Hydration requires your full attention and commitment. As an athlete you are constantly pushing your body to the limit to maintain peak performance. Water is called the elixir of life for a reason, it plays an irreplaceable role in maintaining your overall health. Hydration, or the process of fueling your body with an adequate amount of water, is not just a recommendation for life, it is a critical necessity.
Although your body is primarily composed of 60-80% water, it is frequently underestimated as a crucial nutrient capable of influencing not just physical but also mental performance. This cannot be overstated. Whether you are playing a sport, typing in an office, or lifting boxes in a warehouse, hydration affects you in subtle yet significant ways.
When you are active you lose water through thermoregulatory sweating. The bursts of high-intensity effort, your body composition, your equipment and uniforms, environmental and physiological stressors all play a role. Your body is also using water in the internal chemical processes of exercise. If you don’t drink to replace what’s been lost you will have reduced performance capacity and other undesirable changes. These changes include suboptimal body temperature, heightened breathing rate, added strain on the cardiovascular system, decreased blood flow to your brain, muscles, skin and the other systems of the body, as well as a diminished capacity to produce and utilize energy. All of this leads to decreased performance.

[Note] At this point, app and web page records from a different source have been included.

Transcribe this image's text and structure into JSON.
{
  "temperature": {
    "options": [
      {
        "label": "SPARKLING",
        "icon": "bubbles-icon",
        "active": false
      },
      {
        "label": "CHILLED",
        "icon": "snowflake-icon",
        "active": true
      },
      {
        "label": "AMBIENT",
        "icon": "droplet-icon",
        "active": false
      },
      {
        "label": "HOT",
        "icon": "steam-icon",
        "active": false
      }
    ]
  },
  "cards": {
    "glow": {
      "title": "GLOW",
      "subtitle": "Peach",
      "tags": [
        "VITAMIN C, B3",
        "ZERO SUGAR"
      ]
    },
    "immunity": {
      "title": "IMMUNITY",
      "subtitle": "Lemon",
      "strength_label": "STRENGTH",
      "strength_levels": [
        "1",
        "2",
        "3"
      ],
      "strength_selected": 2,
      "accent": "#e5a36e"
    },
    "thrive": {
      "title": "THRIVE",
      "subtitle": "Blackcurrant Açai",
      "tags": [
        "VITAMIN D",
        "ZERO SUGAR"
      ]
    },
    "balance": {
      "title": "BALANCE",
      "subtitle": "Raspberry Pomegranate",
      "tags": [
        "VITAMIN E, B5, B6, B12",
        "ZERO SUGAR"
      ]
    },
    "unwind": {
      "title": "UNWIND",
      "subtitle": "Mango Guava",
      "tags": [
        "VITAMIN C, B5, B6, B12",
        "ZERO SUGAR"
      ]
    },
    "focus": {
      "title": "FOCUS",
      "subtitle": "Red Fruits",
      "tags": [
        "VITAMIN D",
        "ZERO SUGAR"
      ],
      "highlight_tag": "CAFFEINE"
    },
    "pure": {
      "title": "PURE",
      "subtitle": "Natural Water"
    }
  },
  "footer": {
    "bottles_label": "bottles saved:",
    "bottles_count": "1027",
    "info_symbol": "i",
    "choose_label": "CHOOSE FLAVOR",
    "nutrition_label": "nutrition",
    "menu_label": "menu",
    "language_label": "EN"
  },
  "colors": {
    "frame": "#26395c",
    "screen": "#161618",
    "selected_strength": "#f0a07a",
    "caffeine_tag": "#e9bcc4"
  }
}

Even when you aren’t training or competing, the average person loses 2.5 to 3 liters of fluids on a daily basis. Primary sources of normal loss of fluid include urine, sweat, stool, and respiration. Water brings nutrients to cells, gets rid of waste, protects joints and organs, maintains a healthy body temperature and your metabolism. Without the proper amount of water, your daily body necessities of digestion, absorption, and circulation cannot function properly. It can make you feel unusually tired, you may find it harder to focus on daily activities. Long term, it can lead to problems with your heart valves or kidney stones.
Psychological impacts of dehydration also play a role in the decline of physical performance. Negative emotional states and stressors linked to limited fluid intake will prevent you from giving your all. Over 90% of studies in team sports that assessed participants’ Rate of Perceived Exertion or fatigue noted significantly higher ratings when fluid intake was restricted compared to conditions where fluids were provided.
A loss of 4% total body water leads to dehydration, that’s not a lot. The importance of hydration is not just making sure you drink water everyday but making sure you drink the right amount of water everyday. Anything easy to do is easy not to do. Drinking the right amount of water daily falls in this category. Set a timer, use a fun water bottle, make it a personal challenge, whatever you need to drink your ounces. You’ll notice important differences when you do.